The nurse was impressed. Recuperating from robotic mitral valve repair surgery at Hoag’s Jeffrey M. Carlton Heart & Vascular Institute, Kenneth Kamp said a nurse performed a bedside echocardiogram on him and commended the repair. No sign of leakage. Something you’d expect in a valve replacement surgery but remarkable in a repair. Incredible job.
“I said, why don’t you tell him that,” Kemp laughs. Unbeknownst to the nurse, Kemp’s surgeon Asad Shah, M.D., co-director of the institute, had been standing in the doorway. “He came in the room and touched my foot and said, ‘I told you, you’d be alright.’”
Kemp never had any doubt.
A Los Angeles firefighter, Kemp undergoes rigorous physicals every year. At the age of 55, his exam uncovered a heart murmur. He had no symptoms and no idea that his mitral valve was leaking, but his cardiologist recommended surgery. When he told his parents about the diagnosis, Kemp’s father let him in on a secret: He was scheduled to undergo open heart surgery the next month with Dr. Shah.
“My dad keeps things close to the vest, but he said, ‘Why don’t you go see Dr. Shah?’”
Kemp’s cardiologist agreed, telling him, “I’m the best out here. But at Hoag, they’re even better.”
“They were right,” Kemp said. “Dr. Shah was so confident and reassuring. Everyone, from the nurses to the doctors, were amazing.”
Kemp’s first interaction was with Barbara Eklund-Horn, M.N.S., R.N., a cardiac nurse navigator.
“Barbara is just amazing. And then there is Dr. Shah, who is a mild-mannered, soft spoken, confident person,” he said. “I walked out after scheduling my heart surgery feeling good. How’s that possible? Everyone takes care of you there. That hospital has their act together.”
On July 25, 2022, five months after his father’s successful coronary bypass surgery, Kemp underwent a robotic mitral valve repair. Prior to the surgery, he had several consultations with Dr. Shah and Dipti Itchhaporia, M.D., the Eric & Sheila Samson Endowed Chair in Cardiovascular Health and the director of disease management. He asked them if his surgery would force the 35-year fire veteran to retire.
“They said, ‘No. You’ll be back to 100% in six months,’” he said.
The 8-hour surgery involved five incisions and required that his right lung be deflated. But he was only in the hospital for five nights following the surgery, Kemp said, and all things considered he rather enjoyed his stay.
“Everyone is so nice, and you have this beautiful view of Newport Harbor,” he said.
He was given rehabilitation advice and tips while in the hospital and began his own regimen right away. Kemp was able to return to work after just eight weeks.
His father’s rehabilitation from open heart surgery was only slightly longer, but both father and son are back to full health.

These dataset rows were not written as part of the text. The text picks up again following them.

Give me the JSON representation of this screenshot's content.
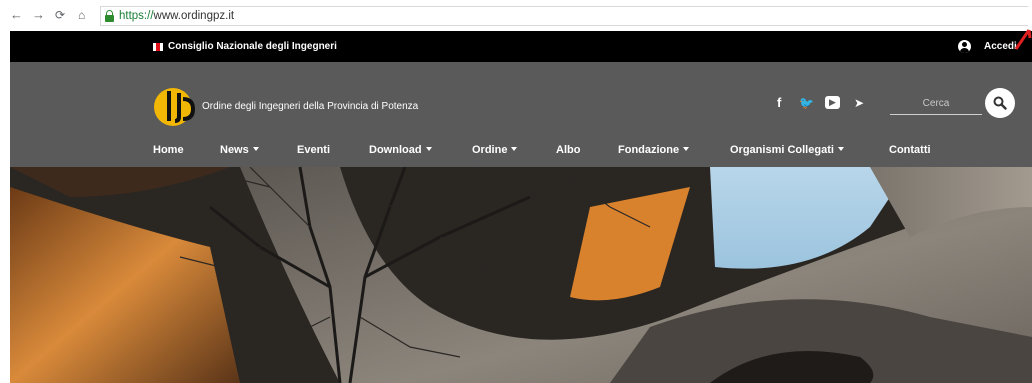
{
  "browser": {
    "back_icon": "arrow-left-icon",
    "forward_icon": "arrow-right-icon",
    "reload_icon": "reload-icon",
    "home_icon": "home-icon",
    "url_protocol": "https://",
    "url_host": "www.ordingpz.it"
  },
  "topbar": {
    "cni_label": "Consiglio Nazionale degli Ingegneri",
    "login_label": "Accedi",
    "flag_colors": [
      "#ffffff",
      "#e0101a",
      "#ffffff"
    ]
  },
  "header": {
    "org_name": "Ordine degli Ingegneri della Provincia di Potenza",
    "social": [
      {
        "icon": "facebook-icon",
        "glyph": "f"
      },
      {
        "icon": "twitter-icon",
        "glyph": "🐦"
      },
      {
        "icon": "youtube-icon",
        "glyph": "▶"
      },
      {
        "icon": "telegram-icon",
        "glyph": "➤"
      }
    ],
    "search_placeholder": "Cerca"
  },
  "nav": {
    "items": [
      {
        "label": "Home",
        "dropdown": false
      },
      {
        "label": "News",
        "dropdown": true
      },
      {
        "label": "Eventi",
        "dropdown": false
      },
      {
        "label": "Download",
        "dropdown": true
      },
      {
        "label": "Ordine",
        "dropdown": true
      },
      {
        "label": "Albo",
        "dropdown": false
      },
      {
        "label": "Fondazione",
        "dropdown": true
      },
      {
        "label": "Organismi Collegati",
        "dropdown": true
      },
      {
        "label": "Contatti",
        "dropdown": false
      }
    ]
  },
  "colors": {
    "topbar_bg": "#000000",
    "header_bg": "#5a5a5a",
    "logo_yellow": "#f2b705",
    "annotation_red": "#e02020"
  }
}
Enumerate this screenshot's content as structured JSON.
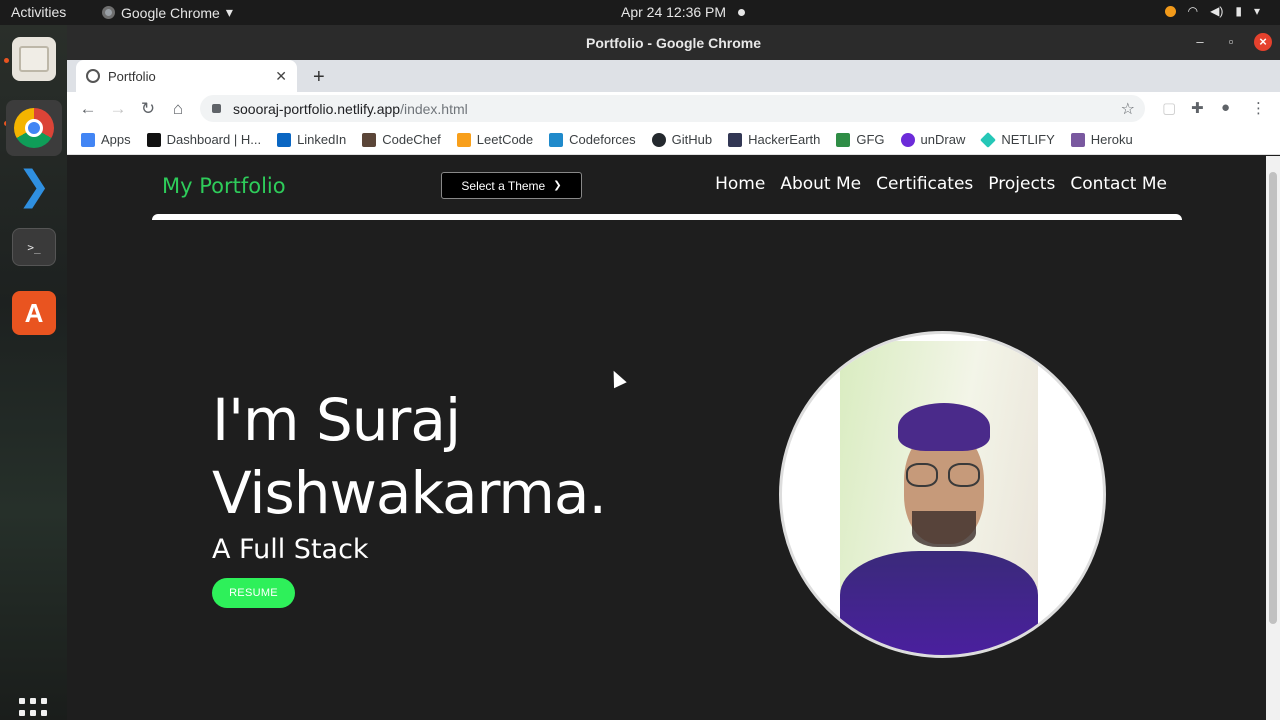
{
  "system": {
    "activities": "Activities",
    "app_name": "Google Chrome",
    "clock": "Apr 24  12:36 PM"
  },
  "window": {
    "title": "Portfolio - Google Chrome"
  },
  "tab": {
    "title": "Portfolio"
  },
  "address": {
    "host": "soooraj-portfolio.netlify.app",
    "path": "/index.html"
  },
  "bookmarks": [
    {
      "label": "Apps",
      "color": "#4285f4"
    },
    {
      "label": "Dashboard | H...",
      "color": "#111111"
    },
    {
      "label": "LinkedIn",
      "color": "#0a66c2"
    },
    {
      "label": "CodeChef",
      "color": "#5b4638"
    },
    {
      "label": "LeetCode",
      "color": "#f89f1b"
    },
    {
      "label": "Codeforces",
      "color": "#1f8acb"
    },
    {
      "label": "GitHub",
      "color": "#24292e"
    },
    {
      "label": "HackerEarth",
      "color": "#323754"
    },
    {
      "label": "GFG",
      "color": "#2f8d46"
    },
    {
      "label": "unDraw",
      "color": "#6c2bd9"
    },
    {
      "label": "NETLIFY",
      "color": "#25c7b7"
    },
    {
      "label": "Heroku",
      "color": "#79589f"
    }
  ],
  "page": {
    "brand": "My Portfolio",
    "theme_select": "Select a Theme",
    "menu": [
      "Home",
      "About Me",
      "Certificates",
      "Projects",
      "Contact Me"
    ],
    "hero_line1": "I'm Suraj",
    "hero_line2": "Vishwakarma.",
    "subtitle": "A Full Stack",
    "resume": "RESUME",
    "accent": "#2ecc5a"
  }
}
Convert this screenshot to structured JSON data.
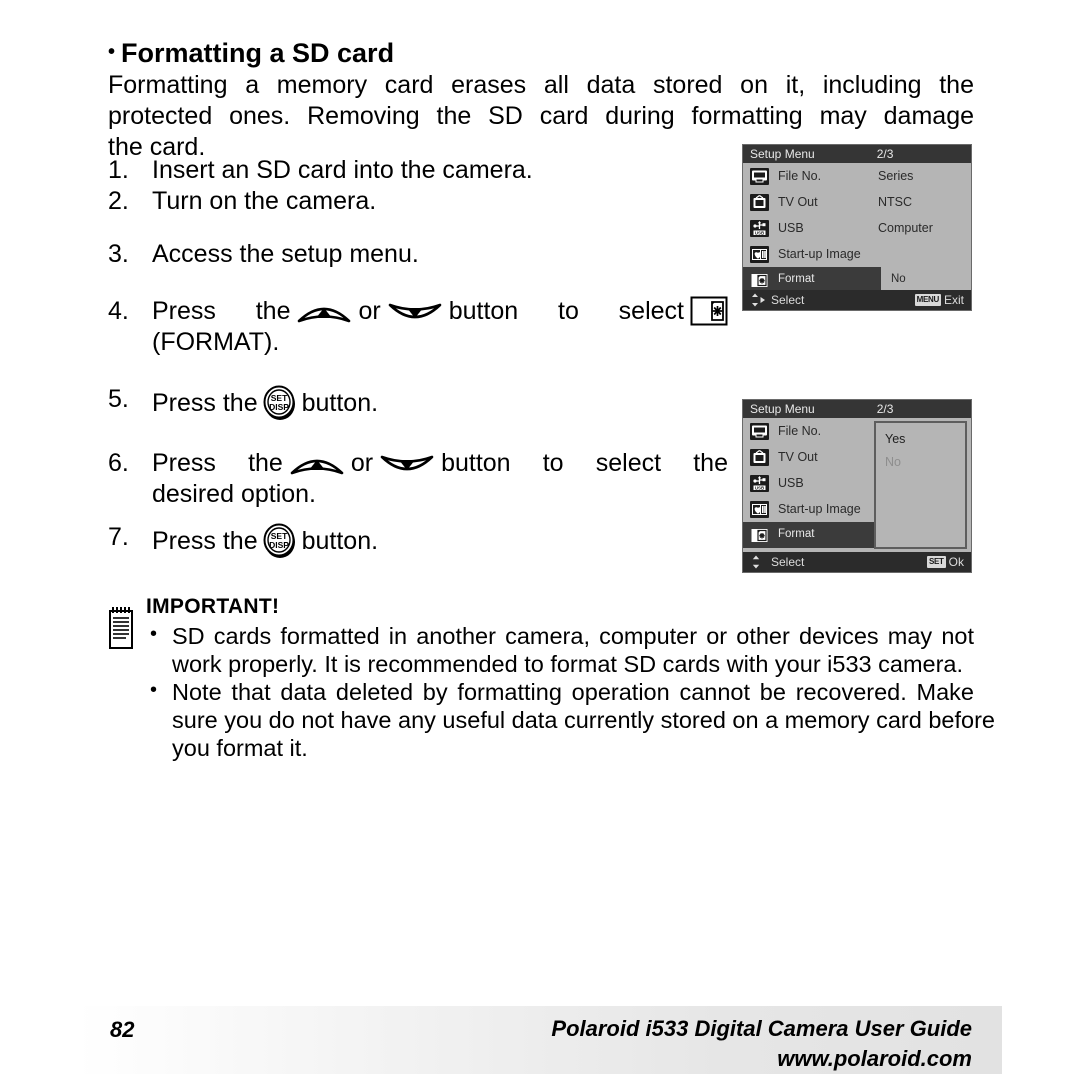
{
  "heading": {
    "bullet": "•",
    "text": "Formatting a SD card"
  },
  "intro": {
    "line1": "Formatting a memory card erases all data stored on it, including the",
    "line2": "protected ones. Removing the SD card during formatting may damage",
    "line3": "the card."
  },
  "steps": [
    {
      "num": "1.",
      "text": "Insert an SD card into the camera."
    },
    {
      "num": "2.",
      "text": "Turn on the camera."
    },
    {
      "num": "3.",
      "text": "Access the setup menu."
    },
    {
      "num": "4.",
      "part1": "Press the",
      "part2": "or",
      "part3": "button to select",
      "line2": "(FORMAT)."
    },
    {
      "num": "5.",
      "part1": "Press the",
      "part2": "button."
    },
    {
      "num": "6.",
      "part1": "Press the",
      "part2": "or",
      "part3": "button to select the",
      "line2": "desired option."
    },
    {
      "num": "7.",
      "part1": "Press the",
      "part2": "button."
    }
  ],
  "icons": {
    "up_button": "up-arc-button-icon",
    "down_button": "down-arc-button-icon",
    "set_disp_button": "set-disp-button-icon",
    "set_label_top": "SET",
    "set_label_bottom": "DISP",
    "format_glyph": "format-card-asterisk-icon",
    "memo_note": "memo-notepad-icon"
  },
  "important": {
    "title": "IMPORTANT!",
    "bullet": "•",
    "items": [
      {
        "line1": "SD cards formatted in another camera, computer or other devices may not",
        "line2": "work properly. It is recommended to format SD cards with your i533 camera."
      },
      {
        "line1": "Note that data deleted by formatting operation cannot be recovered. Make",
        "line2": "sure you do not have any useful data currently stored on a memory card before",
        "line3": "you format it."
      }
    ]
  },
  "lcd_menu_1": {
    "title": "Setup Menu",
    "page": "2/3",
    "rows": [
      {
        "icon": "file-no-icon",
        "label": "File No.",
        "value": "Series"
      },
      {
        "icon": "tv-out-icon",
        "label": "TV Out",
        "value": "NTSC"
      },
      {
        "icon": "usb-icon",
        "label": "USB",
        "value": "Computer"
      },
      {
        "icon": "start-up-image-icon",
        "label": "Start-up Image",
        "value": ""
      }
    ],
    "selected_row": {
      "icon": "format-icon",
      "label": "Format",
      "value": "No"
    },
    "footer": {
      "nav_icon": "up-down-right-arrows-icon",
      "nav_label": "Select",
      "badge": "MENU",
      "action_label": "Exit"
    }
  },
  "lcd_menu_2": {
    "title": "Setup Menu",
    "page": "2/3",
    "rows": [
      {
        "icon": "file-no-icon",
        "label": "File No."
      },
      {
        "icon": "tv-out-icon",
        "label": "TV Out"
      },
      {
        "icon": "usb-icon",
        "label": "USB"
      },
      {
        "icon": "start-up-image-icon",
        "label": "Start-up Image"
      }
    ],
    "selected_row": {
      "icon": "format-icon",
      "label": "Format"
    },
    "submenu": {
      "options": [
        {
          "label": "Yes",
          "state": "active"
        },
        {
          "label": "No",
          "state": "dimmed"
        }
      ]
    },
    "footer": {
      "nav_icon": "up-down-arrows-icon",
      "nav_label": "Select",
      "badge": "SET",
      "action_label": "Ok"
    }
  },
  "footer": {
    "page_number": "82",
    "line1": "Polaroid i533 Digital Camera User Guide",
    "line2": "www.polaroid.com"
  },
  "colors": {
    "lcd_panel": "#b5b5b5",
    "lcd_header": "#353535",
    "lcd_footer": "#2b2b2b",
    "lcd_highlight": "#3b3b3b",
    "text": "#000000"
  }
}
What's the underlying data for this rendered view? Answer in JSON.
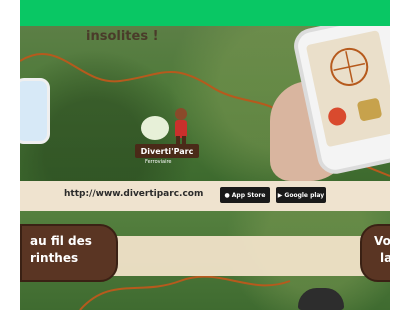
{
  "banner": {
    "heading": "insolites !",
    "logo_name": "Diverti'Parc",
    "logo_sub": "Ferroviaire"
  },
  "url_band": {
    "url": "http://www.divertiparc.com",
    "appstore_label": "App Store",
    "googleplay_label": "Google play"
  },
  "signs": {
    "left_line1": "au fil des",
    "left_line2": "rinthes",
    "right_line1": "Voya",
    "right_line2": "la"
  },
  "colors": {
    "top_bar": "#09c764",
    "sign_brown": "#5a3523",
    "band_beige": "#efe3cf"
  }
}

“When I came home. I started with walks, at first just going 100 feet. Within two weeks, I was walking the block, and within three weeks, I was lifting light weights and doing aerobic exercise,” he said. “By four weeks. I was walking two miles a day and doing arm curls.”
He was able to skip prescribed cardiac rehabilitation and opted instead to stay in touch with Drs. Shah and Itchhaporia, as he prepared to go back to full duty.
“I was able to go back after just eight weeks,” he said. “I had no setbacks, and my follow-up echocardiograms have looked good.”
Asked where he is going for his follow-up care, Kemp laughed.
“Are you kidding me? I’m 100% with Hoag,” he said. “They treated me like I was their son or brother rather than just another body to them. They’re amazing. It’s just a different level.”